CONTÉ BLENDING TOOLS
Pastels, charcoal and graphite are great media for blending. A blending tool can give shading a much smoother appearance.
“Tortillon” is of French origin and comes from “tortiller”, meaning “something twisted”, which describes how a tortillon is made. It’s basically a piece of tightly rolled paper. They are used by artists to smudge or blend marks made with charcoal, Conté carrés, pencils or other drawing utensils. The earliest use of tortillons and blending stumps dates back to 1427.
Blending stumps are similar to a tortillon but are longer, more tightly wrapped and pointed at both ends. Tortillons produce slightly different texture than stumps when blending, and they are also hollow, as opposed to stumps being solid. By its use, gradations and half tones can be produced.

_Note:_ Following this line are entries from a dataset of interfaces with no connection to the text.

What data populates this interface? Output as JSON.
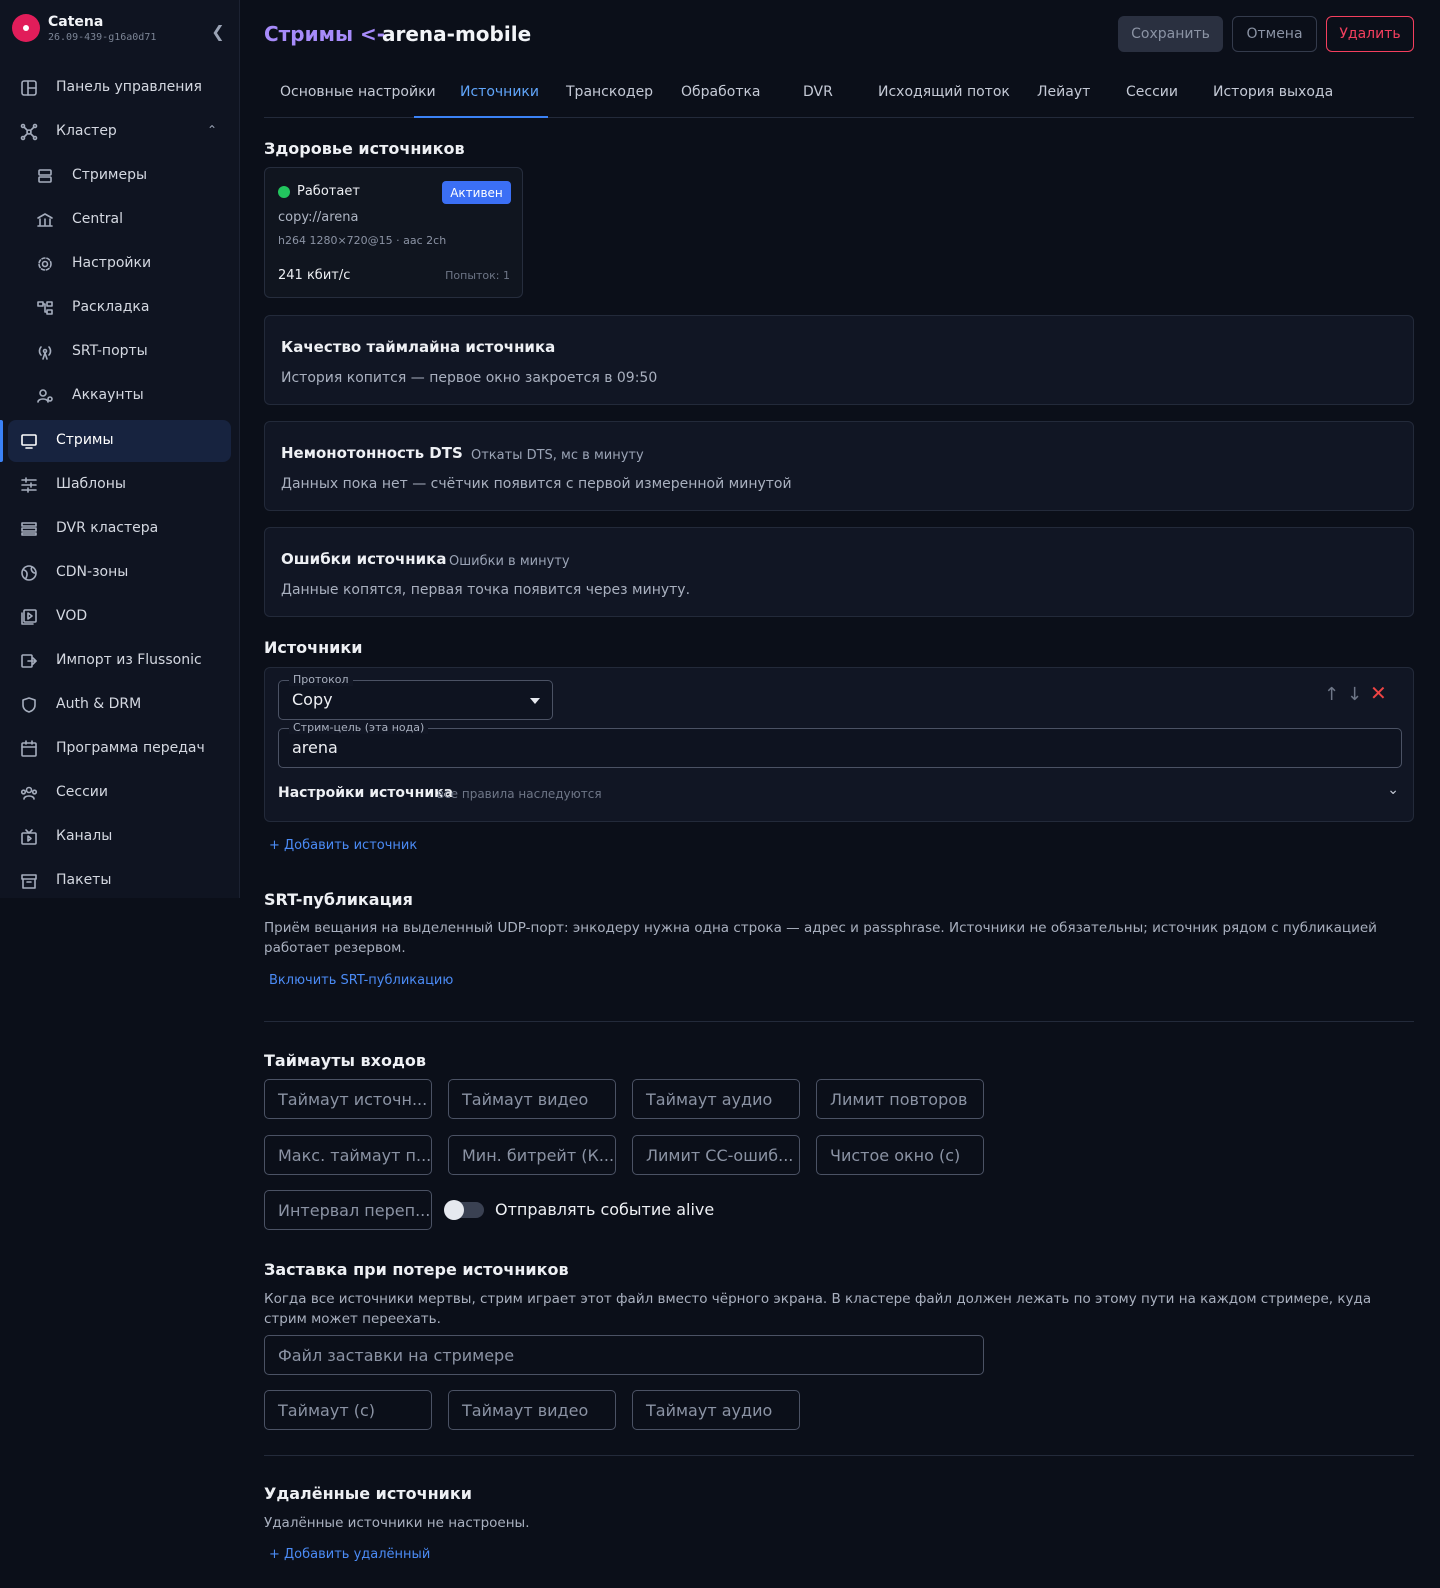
{
  "brand": {
    "name": "Catena",
    "version": "26.09-439-g16a0d71"
  },
  "sidebar": {
    "items": [
      {
        "label": "Панель управления",
        "icon": "dashboard-icon"
      },
      {
        "label": "Кластер",
        "icon": "cluster-icon"
      },
      {
        "label": "Стримеры",
        "icon": "server-icon"
      },
      {
        "label": "Central",
        "icon": "bank-icon"
      },
      {
        "label": "Настройки",
        "icon": "gear-icon"
      },
      {
        "label": "Раскладка",
        "icon": "layout-icon"
      },
      {
        "label": "SRT-порты",
        "icon": "antenna-icon"
      },
      {
        "label": "Аккаунты",
        "icon": "user-gear-icon"
      },
      {
        "label": "Стримы",
        "icon": "monitor-icon"
      },
      {
        "label": "Шаблоны",
        "icon": "sliders-icon"
      },
      {
        "label": "DVR кластера",
        "icon": "list-icon"
      },
      {
        "label": "CDN-зоны",
        "icon": "globe-icon"
      },
      {
        "label": "VOD",
        "icon": "video-library-icon"
      },
      {
        "label": "Импорт из Flussonic",
        "icon": "import-icon"
      },
      {
        "label": "Auth & DRM",
        "icon": "shield-icon"
      },
      {
        "label": "Программа передач",
        "icon": "calendar-icon"
      },
      {
        "label": "Сессии",
        "icon": "users-icon"
      },
      {
        "label": "Каналы",
        "icon": "tv-icon"
      },
      {
        "label": "Пакеты",
        "icon": "archive-icon"
      }
    ]
  },
  "header": {
    "crumb": "Стримы <-",
    "stream_name": "arena-mobile",
    "save": "Сохранить",
    "cancel": "Отмена",
    "delete": "Удалить"
  },
  "tabs": [
    "Основные настройки",
    "Источники",
    "Транскодер",
    "Обработка",
    "DVR",
    "Исходящий поток",
    "Лейаут",
    "Сессии",
    "История выхода"
  ],
  "health": {
    "title": "Здоровье источников",
    "status": "Работает",
    "badge": "Активен",
    "url": "copy://arena",
    "codec": "h264 1280×720@15 · aac 2ch",
    "bitrate": "241 кбит/с",
    "tries": "Попыток: 1"
  },
  "panels": {
    "timeline": {
      "title": "Качество таймлайна источника",
      "text": "История копится — первое окно закроется в 09:50"
    },
    "dts": {
      "title": "Немонотонность DTS",
      "sub": "Откаты DTS, мс в минуту",
      "text": "Данных пока нет — счётчик появится с первой измеренной минутой"
    },
    "errors": {
      "title": "Ошибки источника",
      "sub": "Ошибки в минуту",
      "text": "Данные копятся, первая точка появится через минуту."
    }
  },
  "sources": {
    "title": "Источники",
    "protocol_label": "Протокол",
    "protocol_value": "Copy",
    "target_label": "Стрим-цель (эта нода)",
    "target_value": "arena",
    "settings_label": "Настройки источника",
    "settings_note": "все правила наследуются",
    "add": "+ Добавить источник"
  },
  "srt": {
    "title": "SRT-публикация",
    "desc": "Приём вещания на выделенный UDP-порт: энкодеру нужна одна строка — адрес и passphrase. Источники не обязательны; источник рядом с публикацией работает резервом.",
    "enable": "Включить SRT-публикацию"
  },
  "timeouts": {
    "title": "Таймауты входов",
    "fields": [
      "Таймаут источн...",
      "Таймаут видео",
      "Таймаут аудио",
      "Лимит повторов",
      "Макс. таймаут п...",
      "Мин. битрейт (К...",
      "Лимит CC-ошиб...",
      "Чистое окно (с)",
      "Интервал переп..."
    ],
    "alive_label": "Отправлять событие alive"
  },
  "splash": {
    "title": "Заставка при потере источников",
    "desc": "Когда все источники мертвы, стрим играет этот файл вместо чёрного экрана. В кластере файл должен лежать по этому пути на каждом стримере, куда стрим может переехать.",
    "file_placeholder": "Файл заставки на стримере",
    "fields": [
      "Таймаут (с)",
      "Таймаут видео",
      "Таймаут аудио"
    ]
  },
  "remote": {
    "title": "Удалённые источники",
    "desc": "Удалённые источники не настроены.",
    "add": "+ Добавить удалённый"
  }
}
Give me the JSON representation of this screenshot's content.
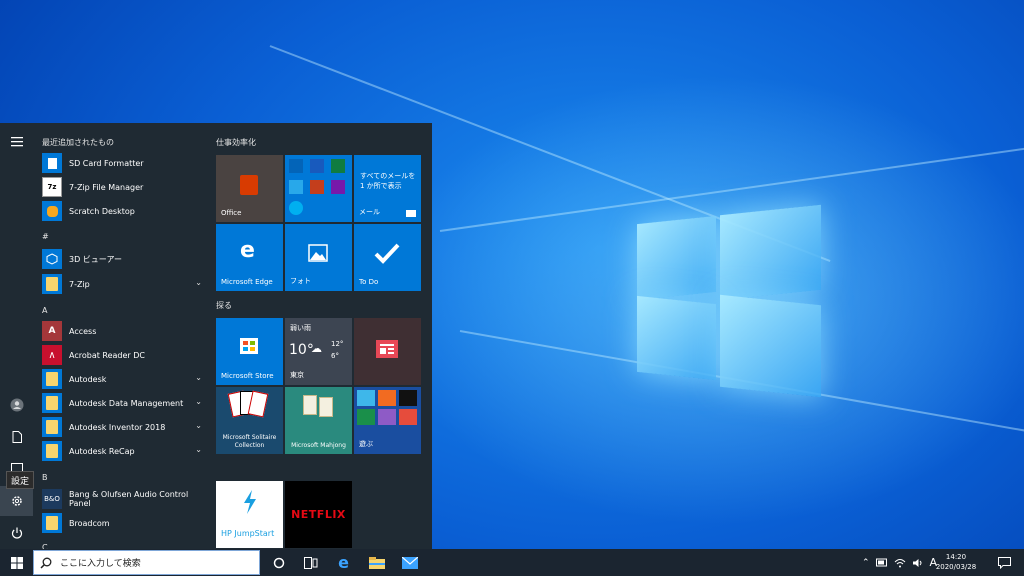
{
  "start_menu": {
    "recent_header": "最近追加されたもの",
    "recent": [
      {
        "label": "SD Card Formatter"
      },
      {
        "label": "7-Zip File Manager"
      },
      {
        "label": "Scratch Desktop"
      }
    ],
    "section_hash": "#",
    "hash_items": [
      {
        "label": "3D ビューアー"
      },
      {
        "label": "7-Zip"
      }
    ],
    "section_a": "A",
    "a_items": [
      {
        "label": "Access"
      },
      {
        "label": "Acrobat Reader DC"
      },
      {
        "label": "Autodesk"
      },
      {
        "label": "Autodesk Data Management"
      },
      {
        "label": "Autodesk Inventor 2018"
      },
      {
        "label": "Autodesk ReCap"
      }
    ],
    "section_b": "B",
    "b_items": [
      {
        "label": "Bang & Olufsen Audio Control Panel"
      },
      {
        "label": "Broadcom"
      }
    ],
    "section_c": "C",
    "settings_tooltip": "設定"
  },
  "tiles": {
    "group1": "仕事効率化",
    "office": "Office",
    "mail_text": "すべてのメールを 1 か所で表示",
    "mail_label": "メール",
    "edge": "Microsoft Edge",
    "photos": "フォト",
    "todo": "To Do",
    "group2": "探る",
    "store": "Microsoft Store",
    "weather": {
      "cond": "弱い雨",
      "temp": "10°",
      "high": "12°",
      "low": "6°",
      "city": "東京"
    },
    "solitaire": "Microsoft Solitaire Collection",
    "mahjong": "Microsoft Mahjong",
    "play": "遊ぶ",
    "hp": "HP JumpStart",
    "netflix": "NETFLIX"
  },
  "taskbar": {
    "search_placeholder": "ここに入力して検索",
    "ime": "A",
    "time": "14:20",
    "date": "2020/03/28"
  },
  "colors": {
    "accent": "#0078d7",
    "menu_bg": "#1f2a33",
    "taskbar_bg": "#1b2530",
    "folder": "#f7d56e"
  }
}
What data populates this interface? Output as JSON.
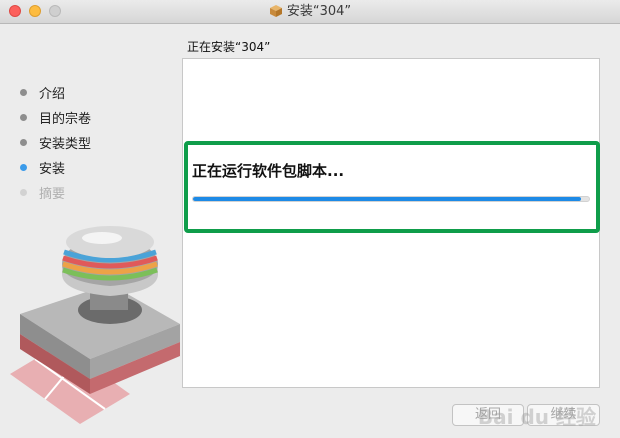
{
  "window": {
    "title": "安装“304”"
  },
  "header": {
    "section_title": "正在安装“304”"
  },
  "steps": [
    {
      "label": "介绍",
      "state": "done"
    },
    {
      "label": "目的宗卷",
      "state": "done"
    },
    {
      "label": "安装类型",
      "state": "done"
    },
    {
      "label": "安装",
      "state": "active"
    },
    {
      "label": "摘要",
      "state": "disabled"
    }
  ],
  "install": {
    "status_text": "正在运行软件包脚本...",
    "progress": 0.98
  },
  "buttons": {
    "back_label": "返回",
    "continue_label": "继续"
  },
  "watermark": "Bai du 经验",
  "colors": {
    "accent": "#1d8ae6",
    "highlight": "#0f9d4a",
    "close": "#fc605c",
    "minimize": "#fdbc40"
  }
}
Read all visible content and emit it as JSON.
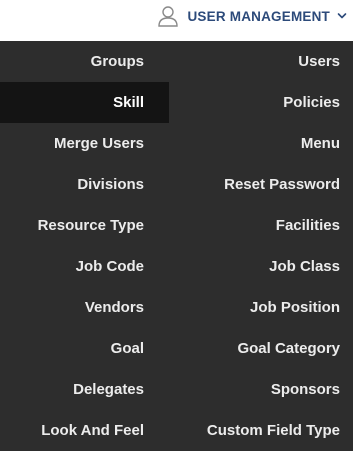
{
  "header": {
    "title": "USER MANAGEMENT",
    "user_icon": "user-icon",
    "chevron_icon": "chevron-down-icon",
    "accent_color": "#2c4a7a"
  },
  "menu": {
    "background_color": "#2d2d2d",
    "active_background_color": "#141414",
    "active_item": "Skill",
    "rows": [
      {
        "left": "Groups",
        "right": "Users"
      },
      {
        "left": "Skill",
        "right": "Policies"
      },
      {
        "left": "Merge Users",
        "right": "Menu"
      },
      {
        "left": "Divisions",
        "right": "Reset Password"
      },
      {
        "left": "Resource Type",
        "right": "Facilities"
      },
      {
        "left": "Job Code",
        "right": "Job Class"
      },
      {
        "left": "Vendors",
        "right": "Job Position"
      },
      {
        "left": "Goal",
        "right": "Goal Category"
      },
      {
        "left": "Delegates",
        "right": "Sponsors"
      },
      {
        "left": "Look And Feel",
        "right": "Custom Field Type"
      }
    ]
  }
}
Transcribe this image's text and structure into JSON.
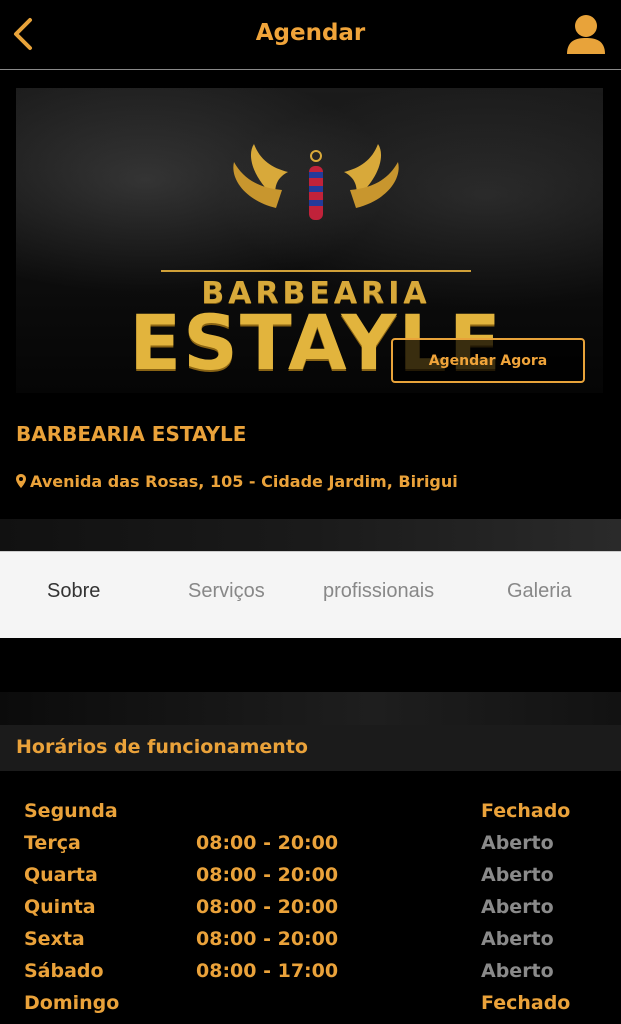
{
  "header": {
    "title": "Agendar",
    "back_icon": "chevron-left-icon",
    "profile_icon": "user-icon"
  },
  "banner": {
    "logo_line1": "BARBEARIA",
    "logo_line2": "ESTAYLE",
    "cta_label": "Agendar Agora"
  },
  "shop": {
    "name": "BARBEARIA ESTAYLE",
    "address": "Avenida das Rosas, 105 - Cidade Jardim, Birigui"
  },
  "tabs": [
    {
      "label": "Sobre",
      "active": true
    },
    {
      "label": "Serviços",
      "active": false
    },
    {
      "label": "profissionais",
      "active": false
    },
    {
      "label": "Galeria",
      "active": false
    }
  ],
  "hours": {
    "title": "Horários de funcionamento",
    "rows": [
      {
        "day": "Segunda",
        "time": "",
        "status": "Fechado",
        "open": false
      },
      {
        "day": "Terça",
        "time": "08:00 - 20:00",
        "status": "Aberto",
        "open": true
      },
      {
        "day": "Quarta",
        "time": "08:00 - 20:00",
        "status": "Aberto",
        "open": true
      },
      {
        "day": "Quinta",
        "time": "08:00 - 20:00",
        "status": "Aberto",
        "open": true
      },
      {
        "day": "Sexta",
        "time": "08:00 - 20:00",
        "status": "Aberto",
        "open": true
      },
      {
        "day": "Sábado",
        "time": "08:00 - 17:00",
        "status": "Aberto",
        "open": true
      },
      {
        "day": "Domingo",
        "time": "",
        "status": "Fechado",
        "open": false
      }
    ]
  },
  "colors": {
    "accent": "#eaa23a",
    "open_status": "#8a8a8a",
    "tabs_bg": "#f5f5f5"
  }
}
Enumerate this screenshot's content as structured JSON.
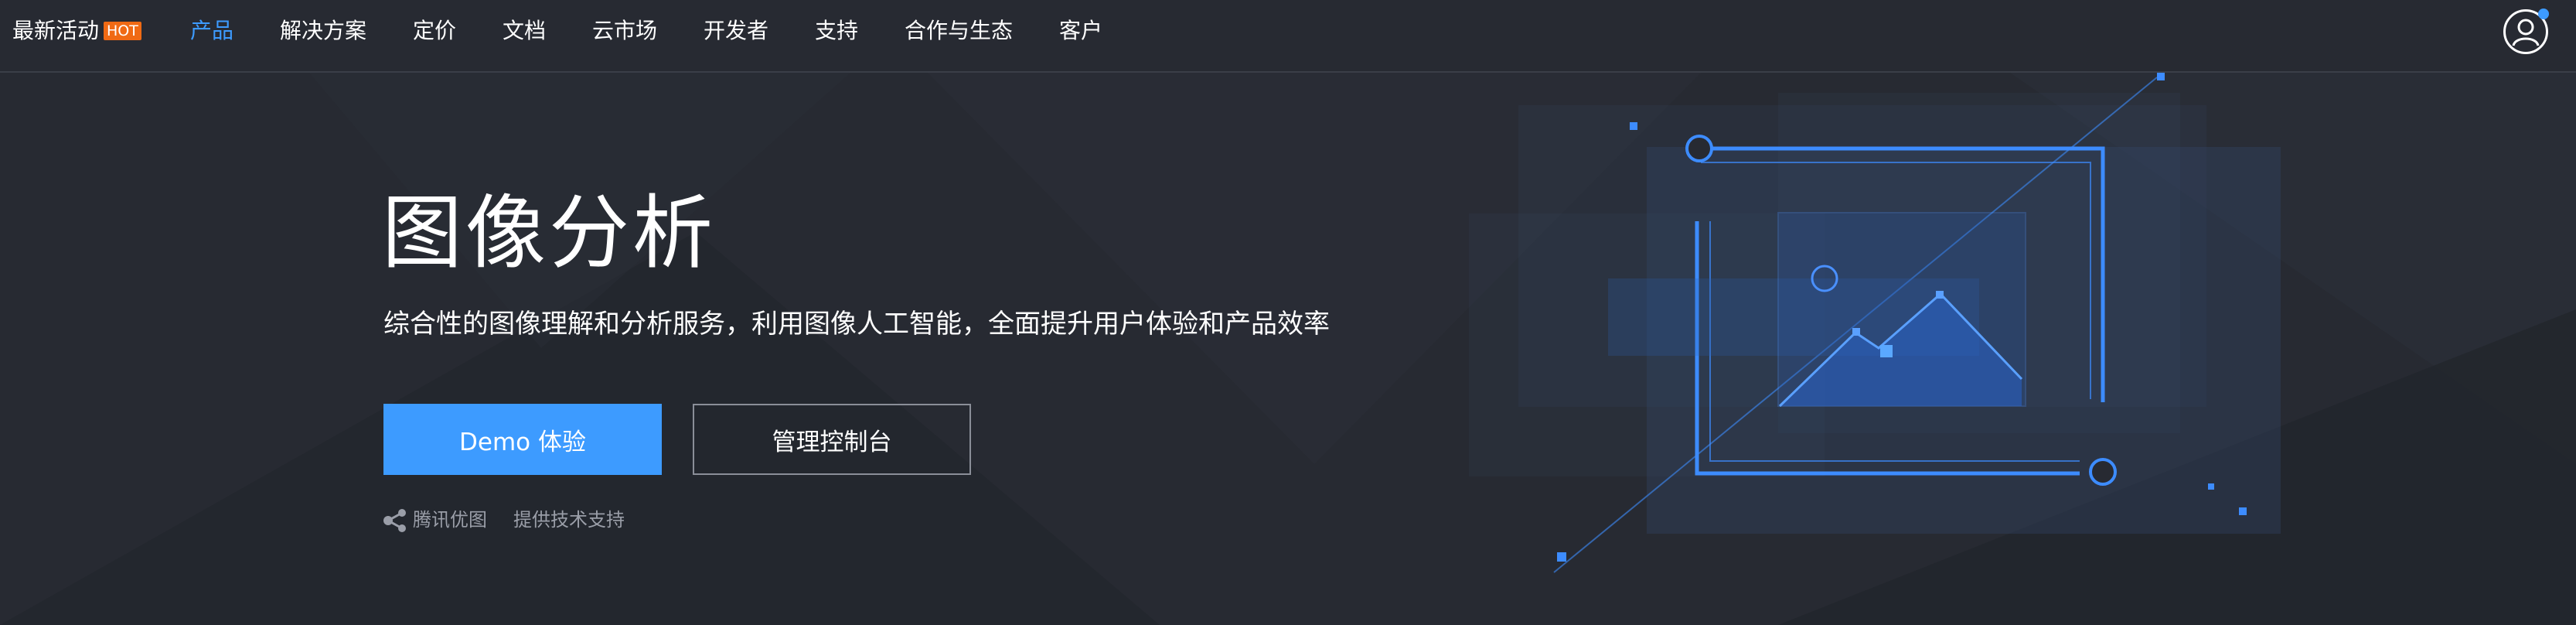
{
  "nav": {
    "items": [
      {
        "label": "最新活动",
        "badge": "HOT"
      },
      {
        "label": "产品"
      },
      {
        "label": "解决方案"
      },
      {
        "label": "定价"
      },
      {
        "label": "文档"
      },
      {
        "label": "云市场"
      },
      {
        "label": "开发者"
      },
      {
        "label": "支持"
      },
      {
        "label": "合作与生态"
      },
      {
        "label": "客户"
      }
    ],
    "active_index": 1
  },
  "hero": {
    "title": "图像分析",
    "subtitle": "综合性的图像理解和分析服务，利用图像人工智能，全面提升用户体验和产品效率",
    "primary_button": "Demo 体验",
    "secondary_button": "管理控制台",
    "support": {
      "brand": "腾讯优图",
      "text": "提供技术支持"
    }
  },
  "icons": {
    "user": "user-avatar-icon",
    "brand": "youtu-logo-icon",
    "illustration": "image-analysis-illustration"
  },
  "colors": {
    "background": "#272a32",
    "accent": "#3d9bff",
    "hot_badge": "#f06a14",
    "muted_text": "#9a9ea8"
  }
}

A putty eraser is a soft, pliable eraser that can easily be shaped and is used for erasing (removing) pencil, charcoal, pastel and similar dry mediums from an artwork. Being pliable makes a putty eraser particularly useful for erasing small areas as it can be shaped into a point.